One billionaire and his quest to take the War on Terror to a whole new level
Atwater has hatched a crazy plan to fight terrorist fire with fire. Recruiting Carla Smukowski, a former special forces operative struggling to come to terms with her brother’s murder at the hands of Islamic terrorists, and minuteman Boyce Hammond, Atwater provides the financial backing needed to take the war to Islam’s doorstep. Together, they come up with a plan that takes control of the war out of the hands at the Pentagon and White House, and puts it into private hands. Turning a nightmare scenario on its head, Carla and Boyce’s team hijack a shipment of nuclear material with the intent of creating a radiological “dirty bomb” to be used to maximum psychological effect.
Unfortunately for Atwater, Boyce is also an undercover FBI agent, having spent three years infiltrating the Ethan Allen Brigade.
Isaak’s characters are compellingly flawed. Be it Carla’s alcoholism and near-fatalistic approach to her duties for Atwater, or Boyce’s not entirely gentlemanly appreciation of Earlene, the woman he has come to be with during his time undercover. These are not characters you’d find in a James Patterson novel, all of whom tend to be a little too clean, or Hollywood-polished.
Global locales and gritty action, Shock & Awe is a very modern political/global thriller (or “terrorist fiction” as the genre has come to be called). Isaak’s knowledge of the international energy world is obvious, but rather than delving too far into minutiae or boring detail, he manages to keep the pace of the story up, as well as avoiding many of the usual pitfalls that trouble many first-time authors (cliché, excessive exposition, and so forth).
With a good, sparse writing style, this novel will keep you up well into the night. Plenty of action, political insight and a host of complex characters you’ll care about, Shock & Awe is a compelling start from a new voice in thriller fiction.

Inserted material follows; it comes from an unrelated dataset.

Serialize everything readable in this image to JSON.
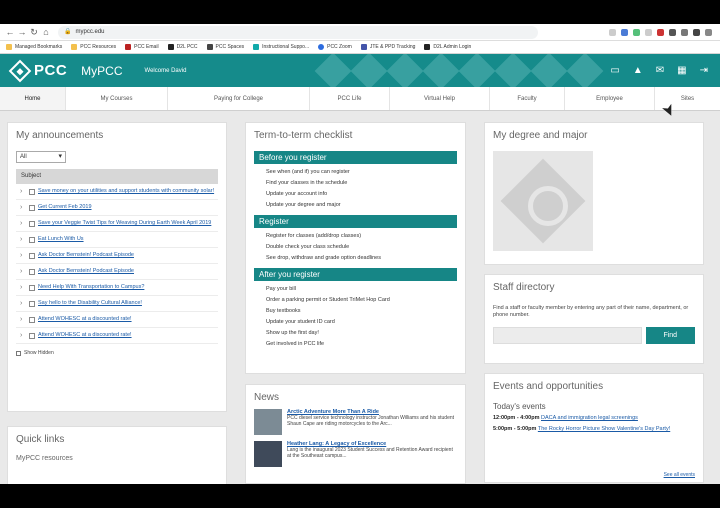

For fans of: David Baldacci, Alex Berenson, Jack Henderson, Gregg Hurwitz, Stephen Leather